_Work instructions_
Return each line below exactly as it reads, and omit any image in it.

_Record set_
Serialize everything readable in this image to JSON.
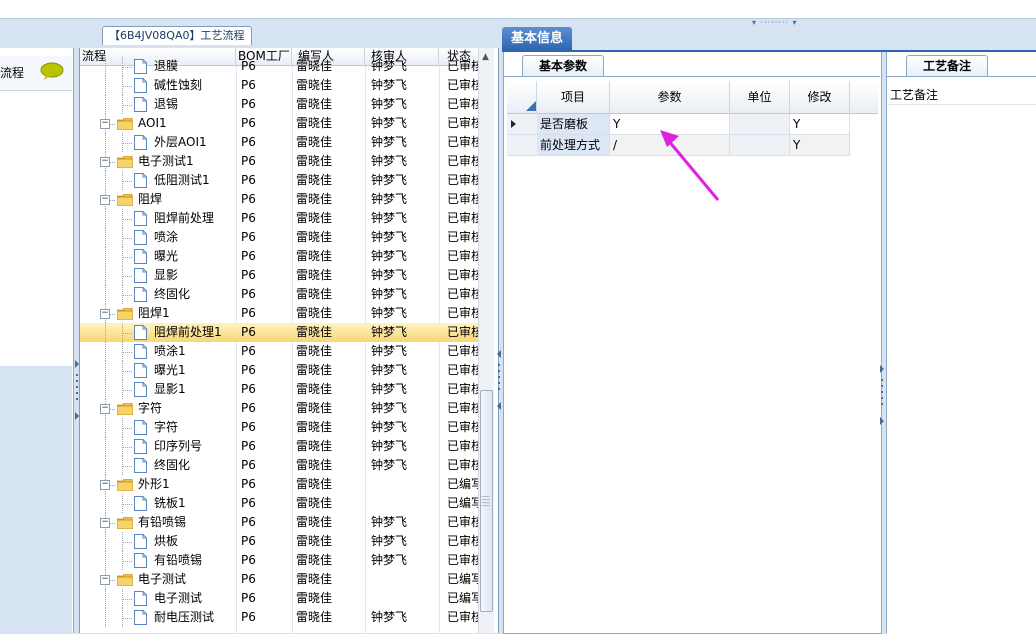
{
  "colors": {
    "accent": "#2e66b0",
    "selected_row": "#f7d774",
    "folder": "#e8b03a",
    "arrow": "#e020e0"
  },
  "left_panel": {
    "title": "流程",
    "chat_icon": "speech-bubble-icon"
  },
  "tree_panel": {
    "tab_label": "【6B4JV08QA0】工艺流程",
    "columns": [
      "流程",
      "BOM工厂",
      "编写人",
      "核审人",
      "状态"
    ],
    "rows": [
      {
        "name": "退膜",
        "level": 1,
        "type": "doc",
        "factory": "P6",
        "writer": "雷晓佳",
        "reviewer": "钟梦飞",
        "status": "已审核"
      },
      {
        "name": "碱性蚀刻",
        "level": 1,
        "type": "doc",
        "factory": "P6",
        "writer": "雷晓佳",
        "reviewer": "钟梦飞",
        "status": "已审核"
      },
      {
        "name": "退锡",
        "level": 1,
        "type": "doc",
        "factory": "P6",
        "writer": "雷晓佳",
        "reviewer": "钟梦飞",
        "status": "已审核"
      },
      {
        "name": "AOI1",
        "level": 0,
        "type": "folder",
        "factory": "P6",
        "writer": "雷晓佳",
        "reviewer": "钟梦飞",
        "status": "已审核"
      },
      {
        "name": "外层AOI1",
        "level": 1,
        "type": "doc",
        "factory": "P6",
        "writer": "雷晓佳",
        "reviewer": "钟梦飞",
        "status": "已审核"
      },
      {
        "name": "电子测试1",
        "level": 0,
        "type": "folder",
        "factory": "P6",
        "writer": "雷晓佳",
        "reviewer": "钟梦飞",
        "status": "已审核"
      },
      {
        "name": "低阻测试1",
        "level": 1,
        "type": "doc",
        "factory": "P6",
        "writer": "雷晓佳",
        "reviewer": "钟梦飞",
        "status": "已审核"
      },
      {
        "name": "阻焊",
        "level": 0,
        "type": "folder",
        "factory": "P6",
        "writer": "雷晓佳",
        "reviewer": "钟梦飞",
        "status": "已审核"
      },
      {
        "name": "阻焊前处理",
        "level": 1,
        "type": "doc",
        "factory": "P6",
        "writer": "雷晓佳",
        "reviewer": "钟梦飞",
        "status": "已审核"
      },
      {
        "name": "喷涂",
        "level": 1,
        "type": "doc",
        "factory": "P6",
        "writer": "雷晓佳",
        "reviewer": "钟梦飞",
        "status": "已审核"
      },
      {
        "name": "曝光",
        "level": 1,
        "type": "doc",
        "factory": "P6",
        "writer": "雷晓佳",
        "reviewer": "钟梦飞",
        "status": "已审核"
      },
      {
        "name": "显影",
        "level": 1,
        "type": "doc",
        "factory": "P6",
        "writer": "雷晓佳",
        "reviewer": "钟梦飞",
        "status": "已审核"
      },
      {
        "name": "终固化",
        "level": 1,
        "type": "doc",
        "factory": "P6",
        "writer": "雷晓佳",
        "reviewer": "钟梦飞",
        "status": "已审核"
      },
      {
        "name": "阻焊1",
        "level": 0,
        "type": "folder",
        "factory": "P6",
        "writer": "雷晓佳",
        "reviewer": "钟梦飞",
        "status": "已审核"
      },
      {
        "name": "阻焊前处理1",
        "level": 1,
        "type": "doc",
        "factory": "P6",
        "writer": "雷晓佳",
        "reviewer": "钟梦飞",
        "status": "已审核",
        "selected": true
      },
      {
        "name": "喷涂1",
        "level": 1,
        "type": "doc",
        "factory": "P6",
        "writer": "雷晓佳",
        "reviewer": "钟梦飞",
        "status": "已审核"
      },
      {
        "name": "曝光1",
        "level": 1,
        "type": "doc",
        "factory": "P6",
        "writer": "雷晓佳",
        "reviewer": "钟梦飞",
        "status": "已审核"
      },
      {
        "name": "显影1",
        "level": 1,
        "type": "doc",
        "factory": "P6",
        "writer": "雷晓佳",
        "reviewer": "钟梦飞",
        "status": "已审核"
      },
      {
        "name": "字符",
        "level": 0,
        "type": "folder",
        "factory": "P6",
        "writer": "雷晓佳",
        "reviewer": "钟梦飞",
        "status": "已审核"
      },
      {
        "name": "字符",
        "level": 1,
        "type": "doc",
        "factory": "P6",
        "writer": "雷晓佳",
        "reviewer": "钟梦飞",
        "status": "已审核"
      },
      {
        "name": "印序列号",
        "level": 1,
        "type": "doc",
        "factory": "P6",
        "writer": "雷晓佳",
        "reviewer": "钟梦飞",
        "status": "已审核"
      },
      {
        "name": "终固化",
        "level": 1,
        "type": "doc",
        "factory": "P6",
        "writer": "雷晓佳",
        "reviewer": "钟梦飞",
        "status": "已审核"
      },
      {
        "name": "外形1",
        "level": 0,
        "type": "folder",
        "factory": "P6",
        "writer": "雷晓佳",
        "reviewer": "",
        "status": "已编写"
      },
      {
        "name": "铣板1",
        "level": 1,
        "type": "doc",
        "factory": "P6",
        "writer": "雷晓佳",
        "reviewer": "",
        "status": "已编写"
      },
      {
        "name": "有铅喷锡",
        "level": 0,
        "type": "folder",
        "factory": "P6",
        "writer": "雷晓佳",
        "reviewer": "钟梦飞",
        "status": "已审核"
      },
      {
        "name": "烘板",
        "level": 1,
        "type": "doc",
        "factory": "P6",
        "writer": "雷晓佳",
        "reviewer": "钟梦飞",
        "status": "已审核"
      },
      {
        "name": "有铅喷锡",
        "level": 1,
        "type": "doc",
        "factory": "P6",
        "writer": "雷晓佳",
        "reviewer": "钟梦飞",
        "status": "已审核"
      },
      {
        "name": "电子测试",
        "level": 0,
        "type": "folder",
        "factory": "P6",
        "writer": "雷晓佳",
        "reviewer": "",
        "status": "已编写"
      },
      {
        "name": "电子测试",
        "level": 1,
        "type": "doc",
        "factory": "P6",
        "writer": "雷晓佳",
        "reviewer": "",
        "status": "已编写"
      },
      {
        "name": "耐电压测试",
        "level": 1,
        "type": "doc",
        "factory": "P6",
        "writer": "雷晓佳",
        "reviewer": "钟梦飞",
        "status": "已审核"
      }
    ]
  },
  "basic_info": {
    "tab_label": "基本信息",
    "params_tab": "基本参数",
    "columns": [
      "项目",
      "参数",
      "单位",
      "修改"
    ],
    "rows": [
      {
        "item": "是否磨板",
        "param": "Y",
        "unit": "",
        "modified": "Y",
        "current": true
      },
      {
        "item": "前处理方式",
        "param": "/",
        "unit": "",
        "modified": "Y",
        "current": false
      }
    ]
  },
  "notes": {
    "tab_label": "工艺备注",
    "field_label": "工艺备注"
  }
}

_Output of the exercise_
Serialize everything readable in this image to JSON.
{
  "colors": {
    "accent": "#2e66b0",
    "selected_row": "#f7d774",
    "folder": "#e8b03a",
    "arrow": "#e020e0"
  },
  "left_panel": {
    "title": "流程",
    "chat_icon": "speech-bubble-icon"
  },
  "tree_panel": {
    "tab_label": "【6B4JV08QA0】工艺流程",
    "columns": [
      "流程",
      "BOM工厂",
      "编写人",
      "核审人",
      "状态"
    ],
    "rows": [
      {
        "name": "退膜",
        "level": 1,
        "type": "doc",
        "factory": "P6",
        "writer": "雷晓佳",
        "reviewer": "钟梦飞",
        "status": "已审核"
      },
      {
        "name": "碱性蚀刻",
        "level": 1,
        "type": "doc",
        "factory": "P6",
        "writer": "雷晓佳",
        "reviewer": "钟梦飞",
        "status": "已审核"
      },
      {
        "name": "退锡",
        "level": 1,
        "type": "doc",
        "factory": "P6",
        "writer": "雷晓佳",
        "reviewer": "钟梦飞",
        "status": "已审核"
      },
      {
        "name": "AOI1",
        "level": 0,
        "type": "folder",
        "factory": "P6",
        "writer": "雷晓佳",
        "reviewer": "钟梦飞",
        "status": "已审核"
      },
      {
        "name": "外层AOI1",
        "level": 1,
        "type": "doc",
        "factory": "P6",
        "writer": "雷晓佳",
        "reviewer": "钟梦飞",
        "status": "已审核"
      },
      {
        "name": "电子测试1",
        "level": 0,
        "type": "folder",
        "factory": "P6",
        "writer": "雷晓佳",
        "reviewer": "钟梦飞",
        "status": "已审核"
      },
      {
        "name": "低阻测试1",
        "level": 1,
        "type": "doc",
        "factory": "P6",
        "writer": "雷晓佳",
        "reviewer": "钟梦飞",
        "status": "已审核"
      },
      {
        "name": "阻焊",
        "level": 0,
        "type": "folder",
        "factory": "P6",
        "writer": "雷晓佳",
        "reviewer": "钟梦飞",
        "status": "已审核"
      },
      {
        "name": "阻焊前处理",
        "level": 1,
        "type": "doc",
        "factory": "P6",
        "writer": "雷晓佳",
        "reviewer": "钟梦飞",
        "status": "已审核"
      },
      {
        "name": "喷涂",
        "level": 1,
        "type": "doc",
        "factory": "P6",
        "writer": "雷晓佳",
        "reviewer": "钟梦飞",
        "status": "已审核"
      },
      {
        "name": "曝光",
        "level": 1,
        "type": "doc",
        "factory": "P6",
        "writer": "雷晓佳",
        "reviewer": "钟梦飞",
        "status": "已审核"
      },
      {
        "name": "显影",
        "level": 1,
        "type": "doc",
        "factory": "P6",
        "writer": "雷晓佳",
        "reviewer": "钟梦飞",
        "status": "已审核"
      },
      {
        "name": "终固化",
        "level": 1,
        "type": "doc",
        "factory": "P6",
        "writer": "雷晓佳",
        "reviewer": "钟梦飞",
        "status": "已审核"
      },
      {
        "name": "阻焊1",
        "level": 0,
        "type": "folder",
        "factory": "P6",
        "writer": "雷晓佳",
        "reviewer": "钟梦飞",
        "status": "已审核"
      },
      {
        "name": "阻焊前处理1",
        "level": 1,
        "type": "doc",
        "factory": "P6",
        "writer": "雷晓佳",
        "reviewer": "钟梦飞",
        "status": "已审核",
        "selected": true
      },
      {
        "name": "喷涂1",
        "level": 1,
        "type": "doc",
        "factory": "P6",
        "writer": "雷晓佳",
        "reviewer": "钟梦飞",
        "status": "已审核"
      },
      {
        "name": "曝光1",
        "level": 1,
        "type": "doc",
        "factory": "P6",
        "writer": "雷晓佳",
        "reviewer": "钟梦飞",
        "status": "已审核"
      },
      {
        "name": "显影1",
        "level": 1,
        "type": "doc",
        "factory": "P6",
        "writer": "雷晓佳",
        "reviewer": "钟梦飞",
        "status": "已审核"
      },
      {
        "name": "字符",
        "level": 0,
        "type": "folder",
        "factory": "P6",
        "writer": "雷晓佳",
        "reviewer": "钟梦飞",
        "status": "已审核"
      },
      {
        "name": "字符",
        "level": 1,
        "type": "doc",
        "factory": "P6",
        "writer": "雷晓佳",
        "reviewer": "钟梦飞",
        "status": "已审核"
      },
      {
        "name": "印序列号",
        "level": 1,
        "type": "doc",
        "factory": "P6",
        "writer": "雷晓佳",
        "reviewer": "钟梦飞",
        "status": "已审核"
      },
      {
        "name": "终固化",
        "level": 1,
        "type": "doc",
        "factory": "P6",
        "writer": "雷晓佳",
        "reviewer": "钟梦飞",
        "status": "已审核"
      },
      {
        "name": "外形1",
        "level": 0,
        "type": "folder",
        "factory": "P6",
        "writer": "雷晓佳",
        "reviewer": "",
        "status": "已编写"
      },
      {
        "name": "铣板1",
        "level": 1,
        "type": "doc",
        "factory": "P6",
        "writer": "雷晓佳",
        "reviewer": "",
        "status": "已编写"
      },
      {
        "name": "有铅喷锡",
        "level": 0,
        "type": "folder",
        "factory": "P6",
        "writer": "雷晓佳",
        "reviewer": "钟梦飞",
        "status": "已审核"
      },
      {
        "name": "烘板",
        "level": 1,
        "type": "doc",
        "factory": "P6",
        "writer": "雷晓佳",
        "reviewer": "钟梦飞",
        "status": "已审核"
      },
      {
        "name": "有铅喷锡",
        "level": 1,
        "type": "doc",
        "factory": "P6",
        "writer": "雷晓佳",
        "reviewer": "钟梦飞",
        "status": "已审核"
      },
      {
        "name": "电子测试",
        "level": 0,
        "type": "folder",
        "factory": "P6",
        "writer": "雷晓佳",
        "reviewer": "",
        "status": "已编写"
      },
      {
        "name": "电子测试",
        "level": 1,
        "type": "doc",
        "factory": "P6",
        "writer": "雷晓佳",
        "reviewer": "",
        "status": "已编写"
      },
      {
        "name": "耐电压测试",
        "level": 1,
        "type": "doc",
        "factory": "P6",
        "writer": "雷晓佳",
        "reviewer": "钟梦飞",
        "status": "已审核"
      }
    ]
  },
  "basic_info": {
    "tab_label": "基本信息",
    "params_tab": "基本参数",
    "columns": [
      "项目",
      "参数",
      "单位",
      "修改"
    ],
    "rows": [
      {
        "item": "是否磨板",
        "param": "Y",
        "unit": "",
        "modified": "Y",
        "current": true
      },
      {
        "item": "前处理方式",
        "param": "/",
        "unit": "",
        "modified": "Y",
        "current": false
      }
    ]
  },
  "notes": {
    "tab_label": "工艺备注",
    "field_label": "工艺备注"
  }
}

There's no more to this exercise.